The expected output is an exact restatement of all the records.

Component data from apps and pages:
______

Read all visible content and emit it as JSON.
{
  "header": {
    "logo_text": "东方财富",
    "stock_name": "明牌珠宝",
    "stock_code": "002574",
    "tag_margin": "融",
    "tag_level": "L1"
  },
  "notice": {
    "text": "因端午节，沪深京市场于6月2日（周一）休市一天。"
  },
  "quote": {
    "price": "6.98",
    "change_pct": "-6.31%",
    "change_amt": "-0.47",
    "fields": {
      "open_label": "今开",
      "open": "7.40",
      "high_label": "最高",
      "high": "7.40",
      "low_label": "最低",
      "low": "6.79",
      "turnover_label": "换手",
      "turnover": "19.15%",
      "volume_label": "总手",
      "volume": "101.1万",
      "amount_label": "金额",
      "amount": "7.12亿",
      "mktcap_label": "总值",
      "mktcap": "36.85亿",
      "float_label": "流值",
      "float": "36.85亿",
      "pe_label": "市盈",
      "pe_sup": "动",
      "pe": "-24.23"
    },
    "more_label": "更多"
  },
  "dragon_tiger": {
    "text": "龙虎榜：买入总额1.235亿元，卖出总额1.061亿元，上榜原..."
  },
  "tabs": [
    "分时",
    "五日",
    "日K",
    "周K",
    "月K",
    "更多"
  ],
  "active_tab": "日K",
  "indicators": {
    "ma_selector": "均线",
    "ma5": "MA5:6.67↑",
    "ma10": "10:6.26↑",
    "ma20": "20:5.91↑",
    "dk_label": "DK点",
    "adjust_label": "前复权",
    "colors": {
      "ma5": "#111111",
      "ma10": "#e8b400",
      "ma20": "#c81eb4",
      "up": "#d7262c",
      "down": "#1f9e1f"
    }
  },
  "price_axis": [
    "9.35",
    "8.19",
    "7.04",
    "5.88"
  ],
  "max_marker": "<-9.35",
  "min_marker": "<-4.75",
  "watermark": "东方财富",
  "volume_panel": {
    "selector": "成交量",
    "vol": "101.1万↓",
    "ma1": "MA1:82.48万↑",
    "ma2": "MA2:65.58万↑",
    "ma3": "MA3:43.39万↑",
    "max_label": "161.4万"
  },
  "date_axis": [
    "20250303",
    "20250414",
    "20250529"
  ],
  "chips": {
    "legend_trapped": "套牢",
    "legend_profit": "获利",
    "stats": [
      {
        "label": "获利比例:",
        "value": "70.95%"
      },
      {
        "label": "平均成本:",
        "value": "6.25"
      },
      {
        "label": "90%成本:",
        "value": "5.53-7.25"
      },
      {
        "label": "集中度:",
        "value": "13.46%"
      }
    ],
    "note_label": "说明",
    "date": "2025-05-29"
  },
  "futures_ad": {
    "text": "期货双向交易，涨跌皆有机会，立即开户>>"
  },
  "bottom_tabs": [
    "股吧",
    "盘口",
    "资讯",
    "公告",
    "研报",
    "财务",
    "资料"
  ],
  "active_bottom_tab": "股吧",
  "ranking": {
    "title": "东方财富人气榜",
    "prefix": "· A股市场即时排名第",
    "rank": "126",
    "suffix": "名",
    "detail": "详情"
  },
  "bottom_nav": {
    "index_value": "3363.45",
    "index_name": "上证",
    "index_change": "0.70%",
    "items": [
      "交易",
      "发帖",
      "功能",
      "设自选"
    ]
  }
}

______

_Result for this exercise:_
Read all visible content and emit it as JSON.
{
  "header": {
    "logo_text": "东方财富",
    "stock_name": "明牌珠宝",
    "stock_code": "002574",
    "tag_margin": "融",
    "tag_level": "L1"
  },
  "notice": {
    "text": "因端午节，沪深京市场于6月2日（周一）休市一天。"
  },
  "quote": {
    "price": "6.98",
    "change_pct": "-6.31%",
    "change_amt": "-0.47",
    "fields": {
      "open_label": "今开",
      "open": "7.40",
      "high_label": "最高",
      "high": "7.40",
      "low_label": "最低",
      "low": "6.79",
      "turnover_label": "换手",
      "turnover": "19.15%",
      "volume_label": "总手",
      "volume": "101.1万",
      "amount_label": "金额",
      "amount": "7.12亿",
      "mktcap_label": "总值",
      "mktcap": "36.85亿",
      "float_label": "流值",
      "float": "36.85亿",
      "pe_label": "市盈",
      "pe_sup": "动",
      "pe": "-24.23"
    },
    "more_label": "更多"
  },
  "dragon_tiger": {
    "text": "龙虎榜：买入总额1.235亿元，卖出总额1.061亿元，上榜原..."
  },
  "tabs": [
    "分时",
    "五日",
    "日K",
    "周K",
    "月K",
    "更多"
  ],
  "active_tab": "日K",
  "indicators": {
    "ma_selector": "均线",
    "ma5": "MA5:6.67↑",
    "ma10": "10:6.26↑",
    "ma20": "20:5.91↑",
    "dk_label": "DK点",
    "adjust_label": "前复权",
    "colors": {
      "ma5": "#111111",
      "ma10": "#e8b400",
      "ma20": "#c81eb4",
      "up": "#d7262c",
      "down": "#1f9e1f"
    }
  },
  "price_axis": [
    "9.35",
    "8.19",
    "7.04",
    "5.88"
  ],
  "max_marker": "<-9.35",
  "min_marker": "<-4.75",
  "watermark": "东方财富",
  "volume_panel": {
    "selector": "成交量",
    "vol": "101.1万↓",
    "ma1": "MA1:82.48万↑",
    "ma2": "MA2:65.58万↑",
    "ma3": "MA3:43.39万↑",
    "max_label": "161.4万"
  },
  "date_axis": [
    "20250303",
    "20250414",
    "20250529"
  ],
  "chips": {
    "legend_trapped": "套牢",
    "legend_profit": "获利",
    "stats": [
      {
        "label": "获利比例:",
        "value": "70.95%"
      },
      {
        "label": "平均成本:",
        "value": "6.25"
      },
      {
        "label": "90%成本:",
        "value": "5.53-7.25"
      },
      {
        "label": "集中度:",
        "value": "13.46%"
      }
    ],
    "note_label": "说明",
    "date": "2025-05-29"
  },
  "futures_ad": {
    "text": "期货双向交易，涨跌皆有机会，立即开户>>"
  },
  "bottom_tabs": [
    "股吧",
    "盘口",
    "资讯",
    "公告",
    "研报",
    "财务",
    "资料"
  ],
  "active_bottom_tab": "股吧",
  "ranking": {
    "title": "东方财富人气榜",
    "prefix": "· A股市场即时排名第",
    "rank": "126",
    "suffix": "名",
    "detail": "详情"
  },
  "bottom_nav": {
    "index_value": "3363.45",
    "index_name": "上证",
    "index_change": "0.70%",
    "items": [
      "交易",
      "发帖",
      "功能",
      "设自选"
    ]
  }
}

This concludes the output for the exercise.